Can School Recess Help Combat Childhood Obesity in NJ ?
Recess at New Jersey schools is not mandatory, but a pair of lawmakers is looking to change that in an effort to combat childhood obesity.
The legislation sponsored by Assembly members Erik Peterson (R-Clinton) and Joe Lagana (D-Paramus) would require schools to provide children from kindergarten through fifth grade with at least 20 minutes of recess every school day.
The measure would also require that the recess period be held outdoors when possible, and that recess couldn't be used to meet the current legal requirements regarding the provision of physical education courses in public schools. The 20 minutes of recess would be in addition to existing gym classes.
Peterson has four grade school-aged kids and he said he was surprised when they told him they weren’t getting enough recess time.
The lawmakers said recess is not just about giving kids exercise.
Peterson said time on the playground provides children with lessons about playing together and resolving disputes.
“In addition to giving children time to recharge during the school day, recess allows students to develop their social skills and get some physical activity,” Lagana said.
Peterson thinks recess at school could even result in more outside activity at home.
“Children would not only get that exercise during recess at school, after school they could get much more than that and then we’ll see that obesity problem going away,” he predicted.
The Assembly Education Committee is scheduled to consider the legislation on Monday. An identical bill was sponsored in the Upper House by Sen. Shirley Turner (D-Trenton). The legislation was unanimously approved by the full Senate on June 29, 2015.
Recent released statistics from the Centers for Disease Control and Prevention revealed that 17.5 percent of American children between the ages 6 to 11 were considered obese, and there was no difference in the percentage between girls and boys in that age range
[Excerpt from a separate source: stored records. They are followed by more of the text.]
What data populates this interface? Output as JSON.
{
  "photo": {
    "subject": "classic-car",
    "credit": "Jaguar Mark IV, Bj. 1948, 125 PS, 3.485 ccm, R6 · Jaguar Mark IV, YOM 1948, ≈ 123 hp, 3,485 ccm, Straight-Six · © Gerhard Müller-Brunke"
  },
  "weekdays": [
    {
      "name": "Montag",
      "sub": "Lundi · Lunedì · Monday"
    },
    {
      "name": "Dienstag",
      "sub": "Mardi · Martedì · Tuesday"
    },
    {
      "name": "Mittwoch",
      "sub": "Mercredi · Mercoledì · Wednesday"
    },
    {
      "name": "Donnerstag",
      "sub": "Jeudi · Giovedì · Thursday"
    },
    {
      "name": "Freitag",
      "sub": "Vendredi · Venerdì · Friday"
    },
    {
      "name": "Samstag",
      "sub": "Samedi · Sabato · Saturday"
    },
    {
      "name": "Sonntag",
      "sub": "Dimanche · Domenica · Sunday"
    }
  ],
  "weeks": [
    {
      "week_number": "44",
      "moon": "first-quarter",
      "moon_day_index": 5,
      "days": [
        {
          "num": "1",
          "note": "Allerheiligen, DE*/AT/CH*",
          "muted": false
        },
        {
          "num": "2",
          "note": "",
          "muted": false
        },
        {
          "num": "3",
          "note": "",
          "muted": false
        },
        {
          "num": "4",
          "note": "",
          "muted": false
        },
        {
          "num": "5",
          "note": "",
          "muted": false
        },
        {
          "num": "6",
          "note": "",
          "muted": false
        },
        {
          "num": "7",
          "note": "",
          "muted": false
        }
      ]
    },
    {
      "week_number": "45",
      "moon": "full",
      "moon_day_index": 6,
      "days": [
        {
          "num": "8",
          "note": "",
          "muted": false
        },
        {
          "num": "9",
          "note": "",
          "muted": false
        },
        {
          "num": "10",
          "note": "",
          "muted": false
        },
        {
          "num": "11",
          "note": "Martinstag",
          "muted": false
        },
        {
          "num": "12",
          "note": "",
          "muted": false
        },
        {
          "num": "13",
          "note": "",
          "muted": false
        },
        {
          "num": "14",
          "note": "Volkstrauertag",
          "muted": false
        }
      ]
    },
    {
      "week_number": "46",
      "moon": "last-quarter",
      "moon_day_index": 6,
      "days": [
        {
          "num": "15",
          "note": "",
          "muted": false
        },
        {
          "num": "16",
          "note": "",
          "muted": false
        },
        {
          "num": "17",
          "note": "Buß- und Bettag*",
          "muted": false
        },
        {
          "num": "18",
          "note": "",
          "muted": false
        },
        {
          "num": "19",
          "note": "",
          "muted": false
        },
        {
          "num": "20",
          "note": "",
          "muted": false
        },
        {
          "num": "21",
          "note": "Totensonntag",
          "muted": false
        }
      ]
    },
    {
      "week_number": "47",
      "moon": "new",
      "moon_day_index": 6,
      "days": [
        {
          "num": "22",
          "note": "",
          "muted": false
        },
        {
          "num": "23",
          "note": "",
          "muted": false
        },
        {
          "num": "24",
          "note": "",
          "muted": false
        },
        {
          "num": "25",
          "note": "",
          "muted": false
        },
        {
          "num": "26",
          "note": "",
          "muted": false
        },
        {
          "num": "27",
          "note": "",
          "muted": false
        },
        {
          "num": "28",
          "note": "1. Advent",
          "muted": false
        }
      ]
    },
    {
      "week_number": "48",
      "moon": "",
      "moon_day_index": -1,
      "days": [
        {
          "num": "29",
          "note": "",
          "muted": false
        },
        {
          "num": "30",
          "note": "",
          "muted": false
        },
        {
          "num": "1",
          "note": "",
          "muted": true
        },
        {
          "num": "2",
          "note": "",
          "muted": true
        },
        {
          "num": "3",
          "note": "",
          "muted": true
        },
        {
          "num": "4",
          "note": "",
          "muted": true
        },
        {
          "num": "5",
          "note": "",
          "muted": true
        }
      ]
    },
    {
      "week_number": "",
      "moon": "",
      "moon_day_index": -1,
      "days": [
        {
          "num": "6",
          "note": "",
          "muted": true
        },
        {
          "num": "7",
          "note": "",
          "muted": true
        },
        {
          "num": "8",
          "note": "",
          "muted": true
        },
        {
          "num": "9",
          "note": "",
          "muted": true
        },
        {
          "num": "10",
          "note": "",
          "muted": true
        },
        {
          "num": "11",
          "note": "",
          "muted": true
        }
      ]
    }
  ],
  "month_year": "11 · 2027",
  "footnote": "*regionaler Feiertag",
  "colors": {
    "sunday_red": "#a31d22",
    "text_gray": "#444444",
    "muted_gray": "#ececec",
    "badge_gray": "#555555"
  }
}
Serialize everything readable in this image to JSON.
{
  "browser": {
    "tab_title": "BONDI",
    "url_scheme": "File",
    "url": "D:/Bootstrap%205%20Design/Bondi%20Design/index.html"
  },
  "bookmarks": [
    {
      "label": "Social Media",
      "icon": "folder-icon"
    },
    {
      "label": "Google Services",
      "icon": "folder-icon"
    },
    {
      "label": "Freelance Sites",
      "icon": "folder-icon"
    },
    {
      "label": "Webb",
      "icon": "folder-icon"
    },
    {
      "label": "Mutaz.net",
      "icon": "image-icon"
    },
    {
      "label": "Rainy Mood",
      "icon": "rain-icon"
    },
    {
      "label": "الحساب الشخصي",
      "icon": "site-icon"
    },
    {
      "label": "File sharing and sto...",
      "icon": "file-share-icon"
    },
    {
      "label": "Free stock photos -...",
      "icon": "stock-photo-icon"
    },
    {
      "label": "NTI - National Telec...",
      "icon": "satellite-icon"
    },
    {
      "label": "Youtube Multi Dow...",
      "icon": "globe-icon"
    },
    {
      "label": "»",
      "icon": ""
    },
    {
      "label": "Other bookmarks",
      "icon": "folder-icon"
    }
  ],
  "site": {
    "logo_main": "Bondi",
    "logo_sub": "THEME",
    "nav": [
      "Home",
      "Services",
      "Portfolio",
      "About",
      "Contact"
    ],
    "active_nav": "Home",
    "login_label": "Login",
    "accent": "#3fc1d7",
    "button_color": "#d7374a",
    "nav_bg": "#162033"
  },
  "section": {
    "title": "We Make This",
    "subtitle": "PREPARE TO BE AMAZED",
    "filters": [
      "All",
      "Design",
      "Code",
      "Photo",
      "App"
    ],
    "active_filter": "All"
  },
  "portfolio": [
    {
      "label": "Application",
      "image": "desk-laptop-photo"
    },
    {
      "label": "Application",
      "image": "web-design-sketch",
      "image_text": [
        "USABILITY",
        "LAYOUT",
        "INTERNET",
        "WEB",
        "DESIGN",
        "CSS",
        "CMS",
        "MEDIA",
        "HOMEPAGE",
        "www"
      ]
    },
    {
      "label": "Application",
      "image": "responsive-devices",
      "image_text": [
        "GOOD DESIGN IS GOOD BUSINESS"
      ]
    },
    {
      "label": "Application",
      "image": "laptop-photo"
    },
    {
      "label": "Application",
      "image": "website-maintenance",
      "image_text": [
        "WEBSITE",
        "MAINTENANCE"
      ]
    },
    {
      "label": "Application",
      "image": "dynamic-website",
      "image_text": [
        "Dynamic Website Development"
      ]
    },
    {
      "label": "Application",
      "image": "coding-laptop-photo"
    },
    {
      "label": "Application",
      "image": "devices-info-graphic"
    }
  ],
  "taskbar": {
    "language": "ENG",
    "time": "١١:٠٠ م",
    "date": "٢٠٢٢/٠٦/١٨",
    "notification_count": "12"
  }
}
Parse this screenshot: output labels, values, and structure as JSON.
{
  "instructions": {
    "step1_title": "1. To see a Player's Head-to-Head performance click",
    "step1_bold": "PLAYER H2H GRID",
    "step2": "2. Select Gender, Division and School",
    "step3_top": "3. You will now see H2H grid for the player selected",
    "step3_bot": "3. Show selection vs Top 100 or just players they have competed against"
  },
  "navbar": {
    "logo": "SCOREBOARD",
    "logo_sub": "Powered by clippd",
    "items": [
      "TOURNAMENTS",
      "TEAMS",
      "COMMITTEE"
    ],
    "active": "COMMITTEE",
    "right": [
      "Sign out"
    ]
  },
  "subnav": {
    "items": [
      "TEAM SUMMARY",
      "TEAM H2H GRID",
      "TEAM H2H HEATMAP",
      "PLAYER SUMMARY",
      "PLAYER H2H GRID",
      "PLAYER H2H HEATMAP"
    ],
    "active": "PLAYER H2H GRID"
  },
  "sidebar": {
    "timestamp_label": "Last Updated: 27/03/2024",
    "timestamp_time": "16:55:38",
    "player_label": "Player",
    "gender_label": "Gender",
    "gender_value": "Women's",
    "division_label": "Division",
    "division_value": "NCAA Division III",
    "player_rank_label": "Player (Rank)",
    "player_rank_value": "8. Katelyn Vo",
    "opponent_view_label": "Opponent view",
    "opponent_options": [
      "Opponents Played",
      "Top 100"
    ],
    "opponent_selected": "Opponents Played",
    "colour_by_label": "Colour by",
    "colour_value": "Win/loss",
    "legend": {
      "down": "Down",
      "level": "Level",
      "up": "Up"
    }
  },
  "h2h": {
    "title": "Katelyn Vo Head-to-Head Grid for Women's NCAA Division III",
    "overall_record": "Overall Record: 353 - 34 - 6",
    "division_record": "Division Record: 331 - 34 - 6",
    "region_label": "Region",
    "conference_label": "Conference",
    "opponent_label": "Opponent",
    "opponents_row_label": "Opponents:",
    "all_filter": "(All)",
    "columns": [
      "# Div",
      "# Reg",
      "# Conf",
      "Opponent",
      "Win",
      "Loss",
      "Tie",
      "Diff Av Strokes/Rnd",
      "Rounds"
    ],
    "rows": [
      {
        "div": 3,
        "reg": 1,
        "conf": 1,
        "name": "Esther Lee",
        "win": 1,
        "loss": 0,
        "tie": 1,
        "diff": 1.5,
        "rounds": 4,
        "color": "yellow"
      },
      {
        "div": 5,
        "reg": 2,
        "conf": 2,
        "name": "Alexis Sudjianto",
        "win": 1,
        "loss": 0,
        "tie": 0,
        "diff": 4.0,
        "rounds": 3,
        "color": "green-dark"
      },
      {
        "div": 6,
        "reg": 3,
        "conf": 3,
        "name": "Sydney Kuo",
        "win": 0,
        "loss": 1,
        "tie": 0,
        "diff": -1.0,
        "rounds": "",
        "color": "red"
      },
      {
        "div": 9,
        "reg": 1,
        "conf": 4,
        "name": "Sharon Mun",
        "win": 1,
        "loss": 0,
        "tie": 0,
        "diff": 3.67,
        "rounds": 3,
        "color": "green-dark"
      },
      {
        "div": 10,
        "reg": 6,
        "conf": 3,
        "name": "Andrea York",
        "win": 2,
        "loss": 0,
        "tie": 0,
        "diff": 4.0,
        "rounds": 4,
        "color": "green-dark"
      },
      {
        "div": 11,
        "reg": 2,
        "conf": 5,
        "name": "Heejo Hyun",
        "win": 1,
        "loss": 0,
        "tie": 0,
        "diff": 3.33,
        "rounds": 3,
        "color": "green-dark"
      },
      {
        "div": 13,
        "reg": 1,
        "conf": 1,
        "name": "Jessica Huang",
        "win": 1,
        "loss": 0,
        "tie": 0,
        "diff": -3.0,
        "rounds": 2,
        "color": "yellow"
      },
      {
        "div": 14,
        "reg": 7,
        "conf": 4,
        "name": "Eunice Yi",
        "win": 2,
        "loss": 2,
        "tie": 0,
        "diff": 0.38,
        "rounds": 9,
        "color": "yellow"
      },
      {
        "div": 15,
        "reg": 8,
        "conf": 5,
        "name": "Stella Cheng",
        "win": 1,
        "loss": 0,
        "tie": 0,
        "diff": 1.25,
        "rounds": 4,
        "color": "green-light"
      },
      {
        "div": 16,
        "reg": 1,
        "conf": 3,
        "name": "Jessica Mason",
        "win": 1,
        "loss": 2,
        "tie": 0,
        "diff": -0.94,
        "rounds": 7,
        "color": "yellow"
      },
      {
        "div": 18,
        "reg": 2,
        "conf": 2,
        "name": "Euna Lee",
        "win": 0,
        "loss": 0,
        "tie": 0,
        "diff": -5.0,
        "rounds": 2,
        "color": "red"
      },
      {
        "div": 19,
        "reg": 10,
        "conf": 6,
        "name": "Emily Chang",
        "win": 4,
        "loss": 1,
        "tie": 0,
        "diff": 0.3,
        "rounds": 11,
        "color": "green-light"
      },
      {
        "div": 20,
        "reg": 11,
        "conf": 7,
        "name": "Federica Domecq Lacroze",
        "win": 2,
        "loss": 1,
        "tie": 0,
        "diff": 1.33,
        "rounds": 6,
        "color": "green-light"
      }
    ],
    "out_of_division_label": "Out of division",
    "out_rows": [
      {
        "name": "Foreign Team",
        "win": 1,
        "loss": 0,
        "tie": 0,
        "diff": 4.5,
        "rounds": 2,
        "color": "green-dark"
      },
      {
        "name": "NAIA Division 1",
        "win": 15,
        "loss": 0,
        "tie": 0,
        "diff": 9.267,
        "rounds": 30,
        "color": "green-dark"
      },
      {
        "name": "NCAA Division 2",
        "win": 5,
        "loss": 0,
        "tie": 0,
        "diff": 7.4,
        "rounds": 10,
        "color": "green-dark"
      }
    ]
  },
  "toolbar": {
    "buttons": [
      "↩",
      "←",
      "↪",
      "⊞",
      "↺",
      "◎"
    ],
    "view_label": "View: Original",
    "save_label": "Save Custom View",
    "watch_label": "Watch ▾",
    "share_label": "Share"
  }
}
“With more and more young people at risk for illnesses due to inactivity, it’s critical for recess to be a part of their routine starting at an early age,” Lagana said.